→ **WHAT YOU ARE ASKED TO DO**
I'd like the entries repeated exactly, pictures omitted.

(Extracted data entries)
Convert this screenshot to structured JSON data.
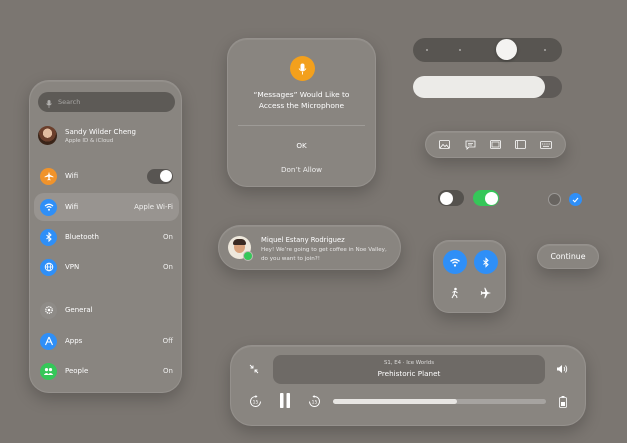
{
  "settings": {
    "search_placeholder": "Search",
    "account": {
      "name": "Sandy Wilder Cheng",
      "subtitle": "Apple ID & iCloud"
    },
    "rows": [
      {
        "label": "Wifi",
        "value": "",
        "icon": "airplane-icon",
        "color": "#f0932b"
      },
      {
        "label": "Wifi",
        "value": "Apple Wi-Fi",
        "icon": "wifi-icon",
        "color": "#2f8ff7"
      },
      {
        "label": "Bluetooth",
        "value": "On",
        "icon": "bluetooth-icon",
        "color": "#2f8ff7"
      },
      {
        "label": "VPN",
        "value": "On",
        "icon": "vpn-icon",
        "color": "#2f8ff7"
      },
      {
        "label": "General",
        "value": "",
        "icon": "gear-icon",
        "color": "#8e8b87"
      },
      {
        "label": "Apps",
        "value": "Off",
        "icon": "apps-icon",
        "color": "#2f8ff7"
      },
      {
        "label": "People",
        "value": "On",
        "icon": "people-icon",
        "color": "#35c759"
      }
    ]
  },
  "alert": {
    "title_line1": "“Messages” Would Like to",
    "title_line2": "Access the Microphone",
    "ok_label": "OK",
    "deny_label": "Don’t Allow",
    "icon": "microphone-icon",
    "accent": "#f3a01c"
  },
  "sliders": {
    "brightness_level": 0.62,
    "volume_level": 0.89
  },
  "toolbar": {
    "icons": [
      "photo-icon",
      "message-bubble-icon",
      "window-icon",
      "split-view-icon",
      "keyboard-icon"
    ]
  },
  "toggles": {
    "toggle_1_on": false,
    "toggle_2_on": true,
    "accent": "#35c759",
    "radio_selected": "#2f8ff7"
  },
  "notification": {
    "sender": "Miquel Estany Rodriguez",
    "message": "Hey! We’re going to get coffee in Noe Valley, do you want to join?!"
  },
  "continue_label": "Continue",
  "player": {
    "episode": "S1, E4 · Ice Worlds",
    "show": "Prehistoric Planet",
    "progress": 0.58
  }
}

→ **ANSWER FOR THIS EXERCISE**
Convert this screenshot to structured JSON data.
{
  "settings": {
    "search_placeholder": "Search",
    "account": {
      "name": "Sandy Wilder Cheng",
      "subtitle": "Apple ID & iCloud"
    },
    "rows": [
      {
        "label": "Wifi",
        "value": "",
        "icon": "airplane-icon",
        "color": "#f0932b"
      },
      {
        "label": "Wifi",
        "value": "Apple Wi-Fi",
        "icon": "wifi-icon",
        "color": "#2f8ff7"
      },
      {
        "label": "Bluetooth",
        "value": "On",
        "icon": "bluetooth-icon",
        "color": "#2f8ff7"
      },
      {
        "label": "VPN",
        "value": "On",
        "icon": "vpn-icon",
        "color": "#2f8ff7"
      },
      {
        "label": "General",
        "value": "",
        "icon": "gear-icon",
        "color": "#8e8b87"
      },
      {
        "label": "Apps",
        "value": "Off",
        "icon": "apps-icon",
        "color": "#2f8ff7"
      },
      {
        "label": "People",
        "value": "On",
        "icon": "people-icon",
        "color": "#35c759"
      }
    ]
  },
  "alert": {
    "title_line1": "“Messages” Would Like to",
    "title_line2": "Access the Microphone",
    "ok_label": "OK",
    "deny_label": "Don’t Allow",
    "icon": "microphone-icon",
    "accent": "#f3a01c"
  },
  "sliders": {
    "brightness_level": 0.62,
    "volume_level": 0.89
  },
  "toolbar": {
    "icons": [
      "photo-icon",
      "message-bubble-icon",
      "window-icon",
      "split-view-icon",
      "keyboard-icon"
    ]
  },
  "toggles": {
    "toggle_1_on": false,
    "toggle_2_on": true,
    "accent": "#35c759",
    "radio_selected": "#2f8ff7"
  },
  "notification": {
    "sender": "Miquel Estany Rodriguez",
    "message": "Hey! We’re going to get coffee in Noe Valley, do you want to join?!"
  },
  "continue_label": "Continue",
  "player": {
    "episode": "S1, E4 · Ice Worlds",
    "show": "Prehistoric Planet",
    "progress": 0.58
  }
}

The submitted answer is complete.